“What happens to an economy when its people retire and begin to consume less?” That’s the question that Neely Tamminga ’96 asks at the beginning of her TEDx Minneapolis talk.

More than two-thirds of the economy in the United States is tied to what people consume, and Tamminga has spent her career researching that consumption. She’s the CEO of a firm that advises CEOs and boards about consumer behavior, all through an economic lens. “If economic data were nutrition, I’d be a nutritionist,” she said.

She was hooked on economics after her first class at Calvin. “It was the class that made the most sense to me,” said Tamminga, who credits her advisor, Kurt Shaefer, with sparking her interest.

“Calvin was recommended by a family friend. I fell in love with the campus right away,” she said.
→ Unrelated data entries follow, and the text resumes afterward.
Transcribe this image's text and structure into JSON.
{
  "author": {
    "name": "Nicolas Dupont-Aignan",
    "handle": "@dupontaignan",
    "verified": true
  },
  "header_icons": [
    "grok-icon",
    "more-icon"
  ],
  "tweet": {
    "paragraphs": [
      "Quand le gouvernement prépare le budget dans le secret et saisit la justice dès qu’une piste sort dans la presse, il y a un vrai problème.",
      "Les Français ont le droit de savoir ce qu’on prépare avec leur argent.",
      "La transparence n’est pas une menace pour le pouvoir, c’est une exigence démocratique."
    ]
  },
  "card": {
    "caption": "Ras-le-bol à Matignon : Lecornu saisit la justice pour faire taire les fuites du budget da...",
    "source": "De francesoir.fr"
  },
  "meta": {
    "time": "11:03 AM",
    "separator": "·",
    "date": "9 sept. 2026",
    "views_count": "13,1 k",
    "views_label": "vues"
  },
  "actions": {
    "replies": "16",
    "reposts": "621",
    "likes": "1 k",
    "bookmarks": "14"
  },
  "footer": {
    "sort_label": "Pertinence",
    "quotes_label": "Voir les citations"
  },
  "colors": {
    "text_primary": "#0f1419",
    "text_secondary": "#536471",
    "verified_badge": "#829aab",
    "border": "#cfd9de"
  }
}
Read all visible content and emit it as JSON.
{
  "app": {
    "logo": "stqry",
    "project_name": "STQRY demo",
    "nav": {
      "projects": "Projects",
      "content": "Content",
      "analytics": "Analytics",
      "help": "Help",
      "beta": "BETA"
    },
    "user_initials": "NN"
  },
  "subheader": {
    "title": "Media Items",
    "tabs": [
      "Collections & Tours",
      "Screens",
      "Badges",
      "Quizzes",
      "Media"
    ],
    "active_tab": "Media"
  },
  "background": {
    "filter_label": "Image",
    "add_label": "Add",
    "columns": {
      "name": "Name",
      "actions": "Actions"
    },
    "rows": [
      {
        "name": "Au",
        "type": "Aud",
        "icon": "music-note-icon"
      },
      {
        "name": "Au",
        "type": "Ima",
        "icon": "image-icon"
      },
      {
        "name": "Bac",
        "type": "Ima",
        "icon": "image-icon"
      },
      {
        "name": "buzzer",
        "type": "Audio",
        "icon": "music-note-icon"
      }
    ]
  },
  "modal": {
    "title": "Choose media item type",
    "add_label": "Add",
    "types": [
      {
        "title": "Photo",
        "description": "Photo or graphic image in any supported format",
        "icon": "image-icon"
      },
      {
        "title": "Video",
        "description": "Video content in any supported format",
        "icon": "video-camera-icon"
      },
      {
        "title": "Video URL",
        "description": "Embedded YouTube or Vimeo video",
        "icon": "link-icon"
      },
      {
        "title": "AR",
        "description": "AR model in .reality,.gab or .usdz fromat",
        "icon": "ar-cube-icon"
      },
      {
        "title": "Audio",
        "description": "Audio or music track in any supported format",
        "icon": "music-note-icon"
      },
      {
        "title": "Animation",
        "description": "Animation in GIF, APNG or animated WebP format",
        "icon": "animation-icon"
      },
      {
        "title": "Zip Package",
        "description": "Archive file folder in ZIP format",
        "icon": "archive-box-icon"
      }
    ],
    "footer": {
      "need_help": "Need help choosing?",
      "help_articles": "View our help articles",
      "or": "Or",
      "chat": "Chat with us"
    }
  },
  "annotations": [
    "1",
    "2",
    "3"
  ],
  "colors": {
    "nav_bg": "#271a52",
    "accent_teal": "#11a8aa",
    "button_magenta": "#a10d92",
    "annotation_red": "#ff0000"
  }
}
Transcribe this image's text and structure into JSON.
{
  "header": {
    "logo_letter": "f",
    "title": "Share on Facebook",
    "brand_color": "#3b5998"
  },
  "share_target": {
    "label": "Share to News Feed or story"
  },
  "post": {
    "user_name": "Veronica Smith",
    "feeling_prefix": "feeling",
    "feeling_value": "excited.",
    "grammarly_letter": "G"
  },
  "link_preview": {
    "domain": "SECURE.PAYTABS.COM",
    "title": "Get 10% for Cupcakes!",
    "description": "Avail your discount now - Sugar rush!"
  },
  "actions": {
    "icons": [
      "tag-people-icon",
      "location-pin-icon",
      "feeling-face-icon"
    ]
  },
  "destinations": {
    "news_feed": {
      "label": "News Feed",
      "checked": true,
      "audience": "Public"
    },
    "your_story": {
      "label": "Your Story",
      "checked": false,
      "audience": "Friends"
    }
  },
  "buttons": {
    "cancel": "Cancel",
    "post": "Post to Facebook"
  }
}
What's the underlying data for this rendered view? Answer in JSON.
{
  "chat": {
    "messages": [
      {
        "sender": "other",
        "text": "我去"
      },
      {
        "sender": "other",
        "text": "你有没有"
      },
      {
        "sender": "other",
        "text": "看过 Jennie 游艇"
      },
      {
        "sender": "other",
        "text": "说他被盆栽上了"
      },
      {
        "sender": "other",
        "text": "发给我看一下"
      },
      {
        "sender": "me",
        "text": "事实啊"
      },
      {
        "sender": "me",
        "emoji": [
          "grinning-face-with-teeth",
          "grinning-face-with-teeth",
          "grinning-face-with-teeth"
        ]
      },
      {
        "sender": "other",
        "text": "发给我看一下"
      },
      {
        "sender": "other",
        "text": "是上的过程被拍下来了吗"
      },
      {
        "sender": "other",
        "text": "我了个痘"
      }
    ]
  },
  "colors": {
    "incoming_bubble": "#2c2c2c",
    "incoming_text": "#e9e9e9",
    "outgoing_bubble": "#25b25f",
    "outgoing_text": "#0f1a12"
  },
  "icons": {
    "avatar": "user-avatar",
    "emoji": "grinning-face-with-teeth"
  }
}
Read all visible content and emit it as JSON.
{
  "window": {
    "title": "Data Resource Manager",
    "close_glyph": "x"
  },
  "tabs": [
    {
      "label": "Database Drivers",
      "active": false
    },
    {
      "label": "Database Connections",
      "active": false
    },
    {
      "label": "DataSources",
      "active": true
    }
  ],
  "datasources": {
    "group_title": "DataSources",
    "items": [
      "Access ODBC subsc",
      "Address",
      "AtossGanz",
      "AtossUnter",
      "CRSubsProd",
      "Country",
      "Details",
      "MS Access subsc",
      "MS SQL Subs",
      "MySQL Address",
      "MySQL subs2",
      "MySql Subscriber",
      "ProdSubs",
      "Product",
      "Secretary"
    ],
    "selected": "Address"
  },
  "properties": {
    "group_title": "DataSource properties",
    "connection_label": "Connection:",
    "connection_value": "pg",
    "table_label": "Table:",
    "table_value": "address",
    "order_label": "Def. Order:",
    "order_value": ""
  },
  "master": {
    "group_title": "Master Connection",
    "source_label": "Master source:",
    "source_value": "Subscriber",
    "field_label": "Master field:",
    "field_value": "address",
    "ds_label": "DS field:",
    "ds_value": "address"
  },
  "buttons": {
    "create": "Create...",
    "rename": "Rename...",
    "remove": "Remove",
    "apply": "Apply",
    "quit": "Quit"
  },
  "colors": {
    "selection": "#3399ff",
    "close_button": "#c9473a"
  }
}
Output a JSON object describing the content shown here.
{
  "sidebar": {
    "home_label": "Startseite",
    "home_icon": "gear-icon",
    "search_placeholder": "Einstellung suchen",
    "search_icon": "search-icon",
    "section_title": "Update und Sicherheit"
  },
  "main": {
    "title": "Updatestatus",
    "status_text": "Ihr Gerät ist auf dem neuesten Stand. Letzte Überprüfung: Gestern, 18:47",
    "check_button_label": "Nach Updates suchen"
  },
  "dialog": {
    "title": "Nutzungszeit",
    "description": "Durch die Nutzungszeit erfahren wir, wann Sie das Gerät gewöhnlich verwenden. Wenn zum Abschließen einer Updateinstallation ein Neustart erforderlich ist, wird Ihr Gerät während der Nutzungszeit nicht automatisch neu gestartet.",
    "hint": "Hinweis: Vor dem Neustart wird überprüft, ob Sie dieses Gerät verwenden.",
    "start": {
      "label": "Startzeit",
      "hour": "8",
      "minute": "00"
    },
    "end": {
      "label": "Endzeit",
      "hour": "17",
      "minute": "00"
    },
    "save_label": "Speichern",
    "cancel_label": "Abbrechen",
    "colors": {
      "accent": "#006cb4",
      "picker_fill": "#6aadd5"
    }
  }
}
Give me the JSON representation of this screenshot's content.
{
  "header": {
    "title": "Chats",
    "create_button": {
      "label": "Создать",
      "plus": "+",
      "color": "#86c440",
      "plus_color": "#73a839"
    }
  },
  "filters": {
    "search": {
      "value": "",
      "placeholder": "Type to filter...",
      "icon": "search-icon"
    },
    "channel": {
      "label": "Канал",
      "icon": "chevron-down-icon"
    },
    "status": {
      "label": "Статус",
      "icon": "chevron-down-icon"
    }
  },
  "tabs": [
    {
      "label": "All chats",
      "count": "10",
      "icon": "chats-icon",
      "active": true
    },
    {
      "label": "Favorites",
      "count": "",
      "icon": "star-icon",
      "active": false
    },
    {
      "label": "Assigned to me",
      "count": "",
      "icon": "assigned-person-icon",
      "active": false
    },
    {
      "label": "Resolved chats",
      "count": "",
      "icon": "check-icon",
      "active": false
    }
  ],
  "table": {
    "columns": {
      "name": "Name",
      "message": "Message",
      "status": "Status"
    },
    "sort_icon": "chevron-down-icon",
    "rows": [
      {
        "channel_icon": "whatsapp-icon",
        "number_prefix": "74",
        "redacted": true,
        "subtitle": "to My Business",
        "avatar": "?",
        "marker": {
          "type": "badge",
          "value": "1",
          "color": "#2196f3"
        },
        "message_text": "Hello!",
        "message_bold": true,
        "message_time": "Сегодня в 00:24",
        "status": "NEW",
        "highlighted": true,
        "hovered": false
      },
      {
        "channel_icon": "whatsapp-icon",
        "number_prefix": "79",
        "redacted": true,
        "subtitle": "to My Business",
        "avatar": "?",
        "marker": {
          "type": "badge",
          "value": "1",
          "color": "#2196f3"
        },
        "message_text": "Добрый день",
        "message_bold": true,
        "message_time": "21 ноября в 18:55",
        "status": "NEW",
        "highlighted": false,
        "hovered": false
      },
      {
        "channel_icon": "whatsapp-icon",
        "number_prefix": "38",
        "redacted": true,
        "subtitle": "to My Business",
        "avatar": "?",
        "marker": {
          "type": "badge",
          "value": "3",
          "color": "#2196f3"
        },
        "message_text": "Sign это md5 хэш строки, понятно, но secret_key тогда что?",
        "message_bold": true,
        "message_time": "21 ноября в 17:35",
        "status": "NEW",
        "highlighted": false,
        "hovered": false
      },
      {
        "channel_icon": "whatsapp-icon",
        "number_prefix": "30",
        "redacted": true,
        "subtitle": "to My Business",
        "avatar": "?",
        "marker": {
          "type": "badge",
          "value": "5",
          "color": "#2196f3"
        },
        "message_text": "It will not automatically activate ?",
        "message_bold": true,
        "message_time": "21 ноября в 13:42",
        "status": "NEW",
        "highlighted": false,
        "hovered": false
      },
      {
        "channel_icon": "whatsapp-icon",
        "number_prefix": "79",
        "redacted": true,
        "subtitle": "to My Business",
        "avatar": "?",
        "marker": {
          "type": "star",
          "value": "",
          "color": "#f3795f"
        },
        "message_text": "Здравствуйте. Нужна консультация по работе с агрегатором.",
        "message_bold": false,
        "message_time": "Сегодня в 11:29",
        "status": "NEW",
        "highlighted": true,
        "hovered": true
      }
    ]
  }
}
She’s always loved the tulips on campus. “It tells you something about a place when they go through the process of planting tulips each year. Calvin is a place that cares about intention and beauty.”

After 20 years working on Wall Street covering the consumer sector, Tamminga and a business partner founded DISTILL in 2017.

“Our clients come to us for all different reasons. The common element is that they are curious about something in their consumer behavior and are looking for creative and well-researched insights,” Tamminga said. DISTILL has helped companies like Google, Duluth Trading Co., Maurices, and Blue Apron identify strategies for growth.

With her TEDx talk, she brings economic insight to everyday consumers. Her talk is less than 15 minutes, and it breaks down how consumer purchases begin with an economic priority and lifestyle stage and what it means that the baby boomers are retiring. She challenges her audience to shape an economy that values connection over consumption. “As individuals searching for our own identities think less about keeping up with the Joneses and more about connecting with the Joneses, caring for the Joneses, being kind to the Joneses,” she said.